That’s how the FMC came into being. The idea was to recruit qualified people from the community who are able to liaise with government, the community and potential sponsors in a manner that will build respect for the festival and to assist the CCC to get their house in order. It was never for them to take it away. At least, that was my understanding at the time.
But there were some real issues to consider. The CCC was deeply in debt and any monies coming into its account could be exposed to creditors. It was decided that if the FMC was to run the festival it would have to set up its own bank account. To do so, it would have to be incorporated as a separate entity with at least a president and secretary.

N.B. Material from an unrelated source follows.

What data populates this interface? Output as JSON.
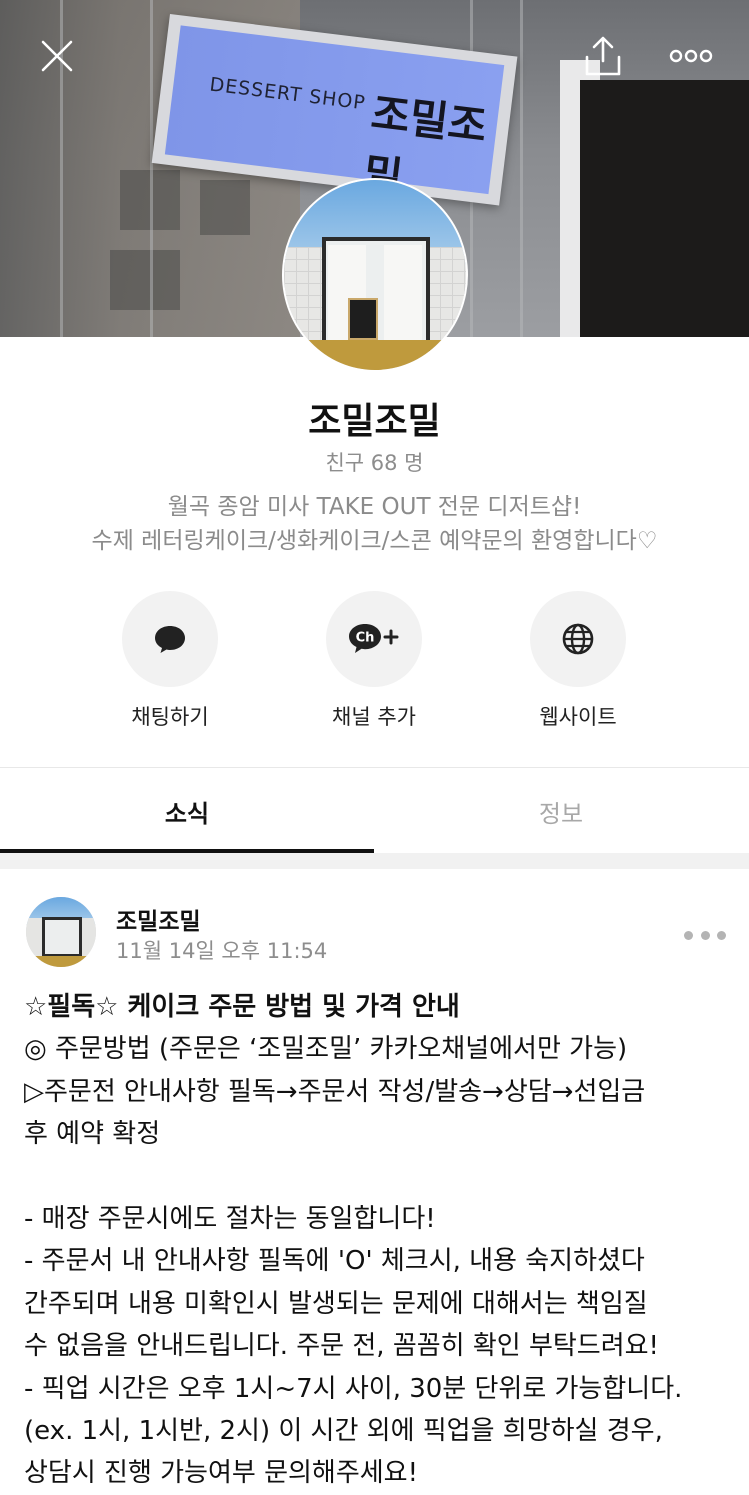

In organizations where there is a membership and elections of officers, these jobs change and the changes are registered in the corporation’s minutes. When there is no membership and no election of officers, the same people who initially incorporated the company continue to be the officers, regardless of who they hire to run the organization. Which is why there is so much concern now over who owns the carnival festival.

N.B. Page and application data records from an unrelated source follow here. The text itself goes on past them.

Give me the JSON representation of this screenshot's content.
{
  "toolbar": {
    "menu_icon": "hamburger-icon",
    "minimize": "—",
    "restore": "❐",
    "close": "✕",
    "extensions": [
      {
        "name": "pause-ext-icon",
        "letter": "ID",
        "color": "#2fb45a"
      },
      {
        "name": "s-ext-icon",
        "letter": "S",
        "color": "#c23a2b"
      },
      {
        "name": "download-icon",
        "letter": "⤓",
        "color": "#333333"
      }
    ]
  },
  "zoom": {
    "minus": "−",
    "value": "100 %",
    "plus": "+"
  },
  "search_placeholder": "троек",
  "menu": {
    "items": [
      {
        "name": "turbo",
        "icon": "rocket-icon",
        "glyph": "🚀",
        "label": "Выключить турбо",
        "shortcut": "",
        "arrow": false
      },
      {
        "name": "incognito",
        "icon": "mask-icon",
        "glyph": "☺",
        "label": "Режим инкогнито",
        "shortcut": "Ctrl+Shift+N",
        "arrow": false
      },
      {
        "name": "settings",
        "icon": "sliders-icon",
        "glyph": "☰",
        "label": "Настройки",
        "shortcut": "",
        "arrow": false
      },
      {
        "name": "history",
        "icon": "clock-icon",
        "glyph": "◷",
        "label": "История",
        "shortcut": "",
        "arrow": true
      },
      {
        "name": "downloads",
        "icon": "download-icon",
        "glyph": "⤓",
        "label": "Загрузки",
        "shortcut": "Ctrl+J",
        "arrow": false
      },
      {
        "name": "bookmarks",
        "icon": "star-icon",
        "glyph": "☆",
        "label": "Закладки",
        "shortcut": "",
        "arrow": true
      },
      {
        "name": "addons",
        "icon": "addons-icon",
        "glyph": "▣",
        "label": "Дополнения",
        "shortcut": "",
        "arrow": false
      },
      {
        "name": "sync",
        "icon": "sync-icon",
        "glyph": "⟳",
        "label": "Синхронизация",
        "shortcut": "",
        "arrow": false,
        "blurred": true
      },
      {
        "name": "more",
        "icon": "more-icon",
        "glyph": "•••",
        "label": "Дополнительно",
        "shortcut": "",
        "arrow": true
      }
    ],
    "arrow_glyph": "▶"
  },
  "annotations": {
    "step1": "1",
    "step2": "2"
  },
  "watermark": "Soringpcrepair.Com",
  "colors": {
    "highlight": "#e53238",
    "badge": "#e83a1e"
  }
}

Mihevc had no right, legally or otherwise, to take the festival away from its founders and owners and give it to someone else to run. More importantly, the fact that he gave it to people with no history of being involved in this city’s carnival, no stake in it, is very troubling indeed.
However, there are some important things worth noting. For one, the various levels of government have been reducing the funding to the FMC. But there is no outcry from the community. That is because members of the community no longer see the carnival as theirs. Especially after one of the principals of the FMC said that he only has to report to the city and the sponsors, and not to the community. So, they are, for all intents and purposes, on their own.
Another is that people are no longer volunteering as they used to. After all, if it is not their festival, why kill themselves to make other people rich?
From what I understand, this might also be affecting the bandleaders, some of whom have seen a decline in the number of people volunteering. That may be the reason some people didn’t get the costumes they paid for as they were not made.
That could seriously impact the already struggling bandleaders who may now find themselves having to hire paid staff, increasing the pressure on the FMC to find more money for them.
This festival very well might end up as the fabled golden goose that got killed.